* _EXERCISE REQUIREMENTS_
Every line of the records that holds the word "getString" should be copied out.

* _SUPPLIED MATERIAL_
※ ※ ※
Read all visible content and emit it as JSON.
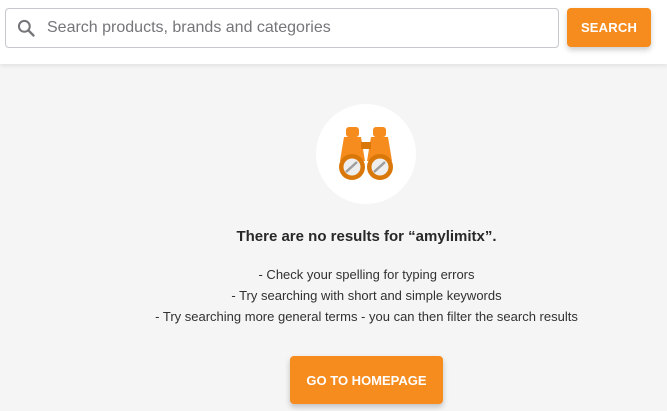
{
  "search": {
    "placeholder": "Search products, brands and categories",
    "value": "",
    "button_label": "SEARCH",
    "icon": "search-icon"
  },
  "empty_state": {
    "illustration_icon": "binoculars-icon",
    "headline": "There are no results for “amylimitx”.",
    "tips": [
      "- Check your spelling for typing errors",
      "- Try searching with short and simple keywords",
      "- Try searching more general terms - you can then filter the search results"
    ],
    "home_button_label": "GO TO HOMEPAGE"
  },
  "colors": {
    "accent": "#f68b1e",
    "accent_dark": "#d97709",
    "background": "#f5f5f5",
    "surface": "#ffffff",
    "text": "#313133"
  }
}
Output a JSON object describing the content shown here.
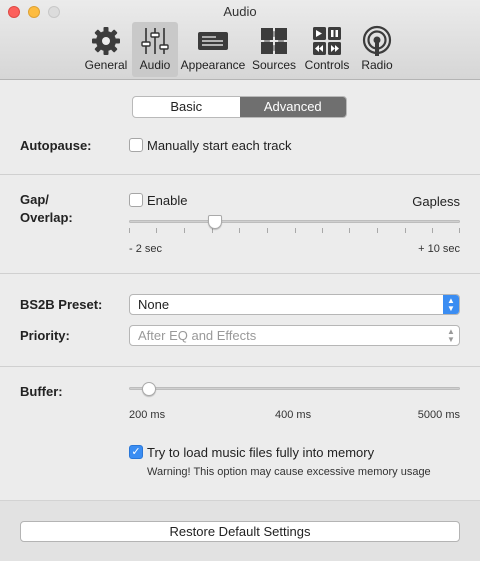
{
  "window": {
    "title": "Audio"
  },
  "toolbar": {
    "items": [
      {
        "label": "General",
        "icon": "gear-icon"
      },
      {
        "label": "Audio",
        "icon": "sliders-icon"
      },
      {
        "label": "Appearance",
        "icon": "display-icon"
      },
      {
        "label": "Sources",
        "icon": "puzzle-icon"
      },
      {
        "label": "Controls",
        "icon": "playback-controls-icon"
      },
      {
        "label": "Radio",
        "icon": "radio-broadcast-icon"
      }
    ],
    "selected": "Audio"
  },
  "tabs": {
    "items": [
      "Basic",
      "Advanced"
    ],
    "selected": "Advanced"
  },
  "autopause": {
    "label": "Autopause:",
    "checkbox_label": "Manually start each track",
    "checked": false
  },
  "gap": {
    "label_line1": "Gap/",
    "label_line2": "Overlap:",
    "enable_label": "Enable",
    "enabled": false,
    "value_label": "Gapless",
    "min_label": "- 2 sec",
    "max_label": "+ 10 sec",
    "slider_value_fraction": 0.26
  },
  "bs2b": {
    "label": "BS2B Preset:",
    "value": "None"
  },
  "priority": {
    "label": "Priority:",
    "value": "After EQ and Effects"
  },
  "buffer": {
    "label": "Buffer:",
    "ticks": [
      "200 ms",
      "400 ms",
      "5000 ms"
    ],
    "slider_value_fraction": 0.06,
    "memory_label": "Try to load music files fully into memory",
    "memory_checked": true,
    "warning": "Warning! This option may cause excessive memory usage"
  },
  "footer": {
    "restore_label": "Restore Default Settings"
  },
  "colors": {
    "accent": "#3b8df2",
    "selected_tab": "#6f6f6f",
    "close": "#fc605c",
    "minimize": "#fdbc40"
  }
}
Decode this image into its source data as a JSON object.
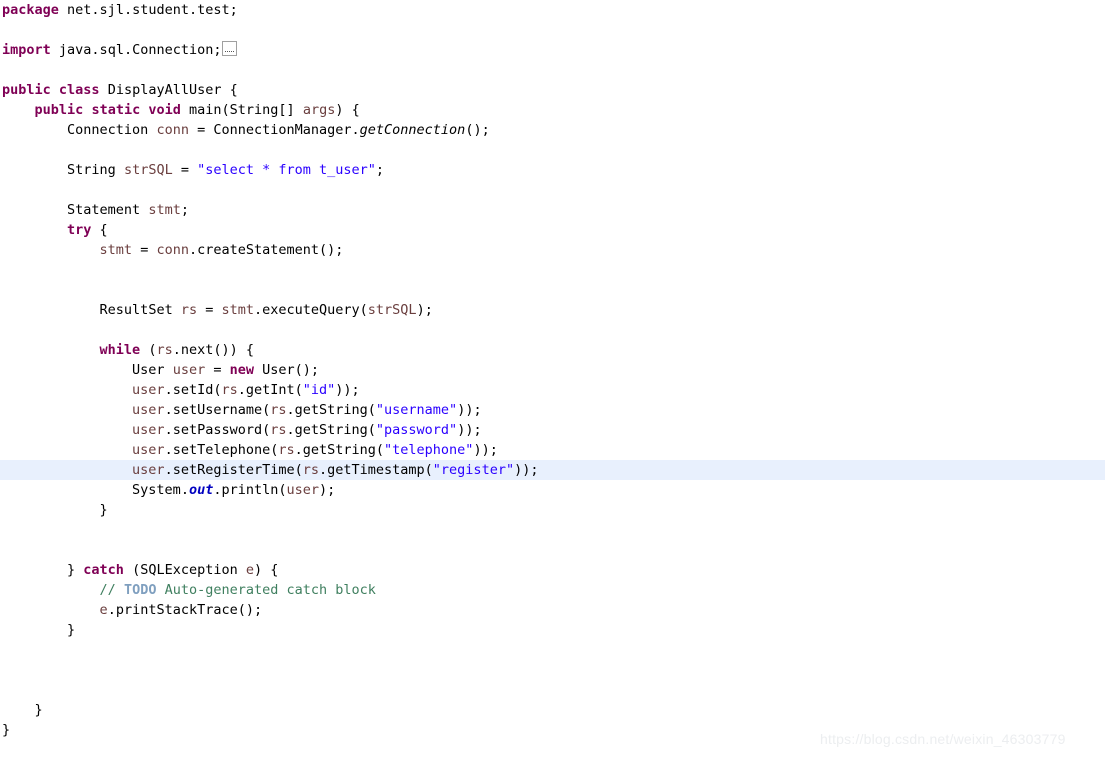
{
  "editor": {
    "language": "java",
    "file_class_name": "DisplayAllUser",
    "package_name": "net.sjl.student.test",
    "current_line_index": 23,
    "colors": {
      "background": "#ffffff",
      "foreground": "#000000",
      "keyword": "#7f0055",
      "string": "#2a00ff",
      "comment": "#3f7f5f",
      "todo_tag": "#7f9fbf",
      "local_variable": "#6a3e3e",
      "static_field": "#0000c0",
      "current_line_highlight": "#e8f0fd"
    },
    "lines": [
      {
        "n": 1,
        "text": "package net.sjl.student.test;"
      },
      {
        "n": 2,
        "text": ""
      },
      {
        "n": 3,
        "text": "import java.sql.Connection;"
      },
      {
        "n": 4,
        "text": ""
      },
      {
        "n": 5,
        "text": "public class DisplayAllUser {"
      },
      {
        "n": 6,
        "text": "    public static void main(String[] args) {"
      },
      {
        "n": 7,
        "text": "        Connection conn = ConnectionManager.getConnection();"
      },
      {
        "n": 8,
        "text": ""
      },
      {
        "n": 9,
        "text": "        String strSQL = \"select * from t_user\";"
      },
      {
        "n": 10,
        "text": ""
      },
      {
        "n": 11,
        "text": "        Statement stmt;"
      },
      {
        "n": 12,
        "text": "        try {"
      },
      {
        "n": 13,
        "text": "            stmt = conn.createStatement();"
      },
      {
        "n": 14,
        "text": ""
      },
      {
        "n": 15,
        "text": ""
      },
      {
        "n": 16,
        "text": "            ResultSet rs = stmt.executeQuery(strSQL);"
      },
      {
        "n": 17,
        "text": ""
      },
      {
        "n": 18,
        "text": "            while (rs.next()) {"
      },
      {
        "n": 19,
        "text": "                User user = new User();"
      },
      {
        "n": 20,
        "text": "                user.setId(rs.getInt(\"id\"));"
      },
      {
        "n": 21,
        "text": "                user.setUsername(rs.getString(\"username\"));"
      },
      {
        "n": 22,
        "text": "                user.setPassword(rs.getString(\"password\"));"
      },
      {
        "n": 23,
        "text": "                user.setTelephone(rs.getString(\"telephone\"));"
      },
      {
        "n": 24,
        "text": "                user.setRegisterTime(rs.getTimestamp(\"register\"));"
      },
      {
        "n": 25,
        "text": "                System.out.println(user);"
      },
      {
        "n": 26,
        "text": "            }"
      },
      {
        "n": 27,
        "text": ""
      },
      {
        "n": 28,
        "text": ""
      },
      {
        "n": 29,
        "text": "        } catch (SQLException e) {"
      },
      {
        "n": 30,
        "text": "            // TODO Auto-generated catch block"
      },
      {
        "n": 31,
        "text": "            e.printStackTrace();"
      },
      {
        "n": 32,
        "text": "        }"
      },
      {
        "n": 33,
        "text": ""
      },
      {
        "n": 34,
        "text": ""
      },
      {
        "n": 35,
        "text": ""
      },
      {
        "n": 36,
        "text": "    }"
      },
      {
        "n": 37,
        "text": "}"
      }
    ],
    "tokens": {
      "kw_package": "package",
      "pkg_name": "net.sjl.student.test;",
      "kw_import": "import",
      "import_name": "java.sql.Connection;",
      "kw_public": "public",
      "kw_class": "class",
      "class_name": "DisplayAllUser {",
      "kw_public2": "public",
      "kw_static": "static",
      "kw_void": "void",
      "main_sig_a": "main(String[] ",
      "main_arg": "args",
      "main_sig_b": ") {",
      "type_connection": "Connection ",
      "var_conn": "conn",
      "eq_mgr": " = ConnectionManager.",
      "m_getconnection": "getConnection",
      "call_end": "();",
      "type_string": "String ",
      "var_strsql": "strSQL",
      "eq": " = ",
      "sql_literal": "\"select * from t_user\"",
      "semi": ";",
      "type_statement": "Statement ",
      "var_stmt": "stmt",
      "kw_try": "try",
      "brace_open": " {",
      "stmt_assign_a": "stmt",
      "stmt_assign_b": " = ",
      "var_conn2": "conn",
      "create_stmt": ".createStatement();",
      "type_resultset": "ResultSet ",
      "var_rs": "rs",
      "stmt2": "stmt",
      "exec_query": ".executeQuery(",
      "var_strsql2": "strSQL",
      "close_semi": ");",
      "kw_while": "while",
      "while_a": " (",
      "var_rs2": "rs",
      "while_b": ".next()) {",
      "type_user": "User ",
      "var_user": "user",
      "kw_new": "new",
      "new_user": " User();",
      "var_user2": "user",
      "setid_a": ".setId(",
      "var_rs3": "rs",
      "setid_b": ".getInt(",
      "lit_id": "\"id\"",
      "setid_c": "));",
      "setusername_a": ".setUsername(",
      "getstring": ".getString(",
      "lit_username": "\"username\"",
      "setpassword_a": ".setPassword(",
      "lit_password": "\"password\"",
      "settelephone_a": ".setTelephone(",
      "lit_telephone": "\"telephone\"",
      "setregistertime_a": ".setRegisterTime(",
      "gettimestamp": ".getTimestamp(",
      "lit_register": "\"register\"",
      "system": "System.",
      "out": "out",
      "println_a": ".println(",
      "var_user3": "user",
      "println_b": ");",
      "brace_close": "}",
      "catch_a": "} ",
      "kw_catch": "catch",
      "catch_b": " (SQLException ",
      "var_e": "e",
      "catch_c": ") {",
      "comment_slashes": "// ",
      "comment_todo": "TODO",
      "comment_rest": " Auto-generated catch block",
      "var_e2": "e",
      "print_stack": ".printStackTrace();"
    }
  },
  "watermark": {
    "text": "https://blog.csdn.net/weixin_46303779"
  }
}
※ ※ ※
* _WORKED SOLUTION_
        "text": "                user.setUsername(rs.getString(\"username\"));"
        "text": "                user.setPassword(rs.getString(\"password\"));"
        "text": "                user.setTelephone(rs.getString(\"telephone\"));"
      "getstring": ".getString(",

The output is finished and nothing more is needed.